Lives in boreal forests with spruce, aspen, poplar, birch, and balsam fir. In mountains of West, found in subalpine forests of fir and spruce.Back to top
Small mammals, birds, and insects.Back to top
Nests in tree cavity, usually old woodpecker hole. Adds no nesting material. Also uses nest boxes.
|Clutch Size:||1-19 eggs|
|Condition at Hatching:||Helpless, eyes closed, covered in white down.|
Hunts at night from perches.Back to top
Boreal Owls are widespread and common in boreal forest, but reliable population estimates not available. They are considered a "sensitive" species in the United States outside of Alaska. Partners in Flight estimates a global breeding population of 1.7 million, with 24% living in Canada, and 6% living in the U.S., They rate a 10 out of 20 on the Continental Concern Score, and are not on the 2014 State of the Birds Watch List. Boreal Owls rely on mature and dead trees for nesting sites, and the species is sensitive to clear cutting.Back to top
Consider putting up a nest box to attract a breeding pair. Make sure you put it up well before breeding season. Attach a guard to keep predators from raiding eggs and young. Find out more about nest boxes on our Attract Birds pages. You'll find plans for building a nest box of the appropriate size on our All About Birdhouses site.Back to top
Hayward, G. D. and P. H. Hayward. 1993. Boreal Owl (Aegolius funereus), version 2.0. In The Birds of North America (P. G. Rodewald, editor). Cornell Lab of Ornithology, Ithaca, New York, USA.
Lutmerding, J. A. and A. S. Love. Longevity records of North American birds. Version 2015.2. Patuxent Wildlife Research Center, Bird Banding Laboratory 2015.
North American Bird Conservation Initiative. 2014. The State of the Birds 2014 Report. US Department of Interior, Washington, DC, USA.

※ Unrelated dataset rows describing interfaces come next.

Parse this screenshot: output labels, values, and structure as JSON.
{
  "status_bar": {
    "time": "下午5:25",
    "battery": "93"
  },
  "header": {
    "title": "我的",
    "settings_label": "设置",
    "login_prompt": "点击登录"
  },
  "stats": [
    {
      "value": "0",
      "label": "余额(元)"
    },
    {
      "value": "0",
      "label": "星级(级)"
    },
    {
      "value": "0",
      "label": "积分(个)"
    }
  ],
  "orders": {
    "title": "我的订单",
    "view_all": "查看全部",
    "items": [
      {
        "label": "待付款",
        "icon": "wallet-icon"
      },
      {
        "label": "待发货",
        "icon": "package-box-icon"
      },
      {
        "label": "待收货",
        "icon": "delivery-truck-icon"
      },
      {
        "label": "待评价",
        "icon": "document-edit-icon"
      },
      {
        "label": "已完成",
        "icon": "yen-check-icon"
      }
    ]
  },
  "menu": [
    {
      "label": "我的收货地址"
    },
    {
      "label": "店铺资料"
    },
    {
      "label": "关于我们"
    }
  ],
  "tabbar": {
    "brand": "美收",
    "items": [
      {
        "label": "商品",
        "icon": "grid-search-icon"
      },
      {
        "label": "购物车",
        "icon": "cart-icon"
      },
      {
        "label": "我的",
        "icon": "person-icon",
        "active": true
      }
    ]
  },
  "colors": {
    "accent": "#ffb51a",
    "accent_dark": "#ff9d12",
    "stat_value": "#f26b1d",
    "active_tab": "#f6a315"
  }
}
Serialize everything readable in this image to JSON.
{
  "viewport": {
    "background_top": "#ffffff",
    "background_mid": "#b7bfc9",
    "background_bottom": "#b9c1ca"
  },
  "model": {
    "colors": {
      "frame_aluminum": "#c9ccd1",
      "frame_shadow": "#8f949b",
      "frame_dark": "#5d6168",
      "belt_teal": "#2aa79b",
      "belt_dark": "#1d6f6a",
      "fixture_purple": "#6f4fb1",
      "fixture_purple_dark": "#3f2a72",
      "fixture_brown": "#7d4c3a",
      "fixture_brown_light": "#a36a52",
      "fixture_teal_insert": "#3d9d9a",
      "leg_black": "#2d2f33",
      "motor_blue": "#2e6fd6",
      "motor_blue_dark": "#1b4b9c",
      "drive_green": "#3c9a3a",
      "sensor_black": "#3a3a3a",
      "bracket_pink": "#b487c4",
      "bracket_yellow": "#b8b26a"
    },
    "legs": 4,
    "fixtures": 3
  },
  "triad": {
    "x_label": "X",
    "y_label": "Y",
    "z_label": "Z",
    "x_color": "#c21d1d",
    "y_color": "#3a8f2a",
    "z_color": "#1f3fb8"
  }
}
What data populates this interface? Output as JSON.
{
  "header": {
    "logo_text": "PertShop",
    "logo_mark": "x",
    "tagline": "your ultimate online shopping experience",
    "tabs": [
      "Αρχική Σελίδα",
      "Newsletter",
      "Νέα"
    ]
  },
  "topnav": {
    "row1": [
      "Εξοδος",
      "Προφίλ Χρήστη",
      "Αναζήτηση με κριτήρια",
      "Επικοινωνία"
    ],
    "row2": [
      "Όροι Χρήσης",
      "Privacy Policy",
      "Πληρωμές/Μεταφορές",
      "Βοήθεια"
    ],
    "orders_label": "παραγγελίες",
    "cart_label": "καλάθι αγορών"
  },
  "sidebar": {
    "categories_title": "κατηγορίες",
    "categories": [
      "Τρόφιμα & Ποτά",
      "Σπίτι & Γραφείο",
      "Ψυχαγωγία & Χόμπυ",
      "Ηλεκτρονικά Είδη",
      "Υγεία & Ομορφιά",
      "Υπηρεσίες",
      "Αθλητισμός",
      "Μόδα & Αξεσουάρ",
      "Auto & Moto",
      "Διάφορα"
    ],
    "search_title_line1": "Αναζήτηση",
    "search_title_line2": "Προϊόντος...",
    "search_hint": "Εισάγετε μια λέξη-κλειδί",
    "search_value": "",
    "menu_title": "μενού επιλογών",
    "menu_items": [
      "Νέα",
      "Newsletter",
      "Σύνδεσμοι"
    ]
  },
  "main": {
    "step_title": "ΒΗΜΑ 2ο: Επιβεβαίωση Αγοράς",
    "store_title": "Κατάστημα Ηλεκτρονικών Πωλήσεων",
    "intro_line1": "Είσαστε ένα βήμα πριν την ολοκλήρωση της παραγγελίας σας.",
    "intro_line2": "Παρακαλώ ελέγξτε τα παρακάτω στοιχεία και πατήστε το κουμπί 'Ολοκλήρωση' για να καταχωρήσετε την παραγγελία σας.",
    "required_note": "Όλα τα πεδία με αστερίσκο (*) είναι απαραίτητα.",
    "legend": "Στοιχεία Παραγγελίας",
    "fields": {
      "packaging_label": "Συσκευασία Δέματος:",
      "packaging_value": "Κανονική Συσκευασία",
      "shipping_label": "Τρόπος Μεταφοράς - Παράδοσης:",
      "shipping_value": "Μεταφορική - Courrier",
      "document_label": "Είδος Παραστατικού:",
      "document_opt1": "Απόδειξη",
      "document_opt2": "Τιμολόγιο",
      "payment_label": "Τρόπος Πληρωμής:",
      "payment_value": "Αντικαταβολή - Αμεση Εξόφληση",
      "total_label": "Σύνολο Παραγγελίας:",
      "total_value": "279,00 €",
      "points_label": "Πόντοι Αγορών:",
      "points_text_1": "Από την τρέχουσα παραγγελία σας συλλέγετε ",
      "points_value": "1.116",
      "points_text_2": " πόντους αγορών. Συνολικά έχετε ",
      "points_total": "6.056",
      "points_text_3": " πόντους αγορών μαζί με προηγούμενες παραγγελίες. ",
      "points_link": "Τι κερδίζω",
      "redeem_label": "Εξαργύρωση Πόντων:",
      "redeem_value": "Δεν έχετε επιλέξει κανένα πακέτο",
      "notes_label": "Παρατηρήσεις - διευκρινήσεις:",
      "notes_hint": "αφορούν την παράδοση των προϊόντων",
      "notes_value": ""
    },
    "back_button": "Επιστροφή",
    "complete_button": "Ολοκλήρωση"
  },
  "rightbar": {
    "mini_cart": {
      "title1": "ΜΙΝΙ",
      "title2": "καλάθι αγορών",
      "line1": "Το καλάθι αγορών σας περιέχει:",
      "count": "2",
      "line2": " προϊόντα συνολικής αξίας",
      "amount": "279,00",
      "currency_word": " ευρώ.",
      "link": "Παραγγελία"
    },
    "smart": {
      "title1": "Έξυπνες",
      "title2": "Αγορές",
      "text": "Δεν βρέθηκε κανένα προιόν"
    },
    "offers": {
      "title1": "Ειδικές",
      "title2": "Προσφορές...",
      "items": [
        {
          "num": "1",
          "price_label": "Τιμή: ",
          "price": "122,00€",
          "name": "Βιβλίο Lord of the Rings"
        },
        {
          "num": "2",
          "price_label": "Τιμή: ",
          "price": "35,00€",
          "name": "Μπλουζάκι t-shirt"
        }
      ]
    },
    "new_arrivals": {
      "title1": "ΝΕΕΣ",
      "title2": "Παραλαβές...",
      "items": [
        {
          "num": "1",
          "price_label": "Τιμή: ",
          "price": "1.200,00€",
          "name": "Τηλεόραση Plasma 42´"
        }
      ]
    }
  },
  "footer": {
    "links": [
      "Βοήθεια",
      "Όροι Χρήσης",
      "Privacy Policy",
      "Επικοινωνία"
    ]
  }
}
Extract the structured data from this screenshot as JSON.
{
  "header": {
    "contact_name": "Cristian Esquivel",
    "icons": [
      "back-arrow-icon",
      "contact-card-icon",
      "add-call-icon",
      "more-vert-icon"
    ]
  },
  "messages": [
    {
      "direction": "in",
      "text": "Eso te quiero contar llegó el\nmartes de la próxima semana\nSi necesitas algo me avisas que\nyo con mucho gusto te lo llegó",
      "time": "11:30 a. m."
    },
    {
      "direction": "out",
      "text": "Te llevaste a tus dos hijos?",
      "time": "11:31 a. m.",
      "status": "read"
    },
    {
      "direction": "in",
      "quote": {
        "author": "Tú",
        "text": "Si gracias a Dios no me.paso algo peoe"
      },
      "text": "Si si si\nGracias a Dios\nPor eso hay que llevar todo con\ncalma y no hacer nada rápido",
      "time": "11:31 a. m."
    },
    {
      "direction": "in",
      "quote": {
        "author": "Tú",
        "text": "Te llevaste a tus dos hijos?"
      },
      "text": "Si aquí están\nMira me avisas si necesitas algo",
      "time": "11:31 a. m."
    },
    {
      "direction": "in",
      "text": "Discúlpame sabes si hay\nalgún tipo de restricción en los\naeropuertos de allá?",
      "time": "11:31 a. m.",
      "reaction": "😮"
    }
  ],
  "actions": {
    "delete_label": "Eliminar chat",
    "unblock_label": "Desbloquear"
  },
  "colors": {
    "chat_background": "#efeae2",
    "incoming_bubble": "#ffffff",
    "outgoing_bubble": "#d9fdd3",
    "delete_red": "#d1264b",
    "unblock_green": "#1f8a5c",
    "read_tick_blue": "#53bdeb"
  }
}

Partners in Flight. 2017. Avian Conservation Assessment Database. 2017.
Sibley, David Allen. 2014. The Sibley guide to birds, second edition. Alfred A Knopf, New York.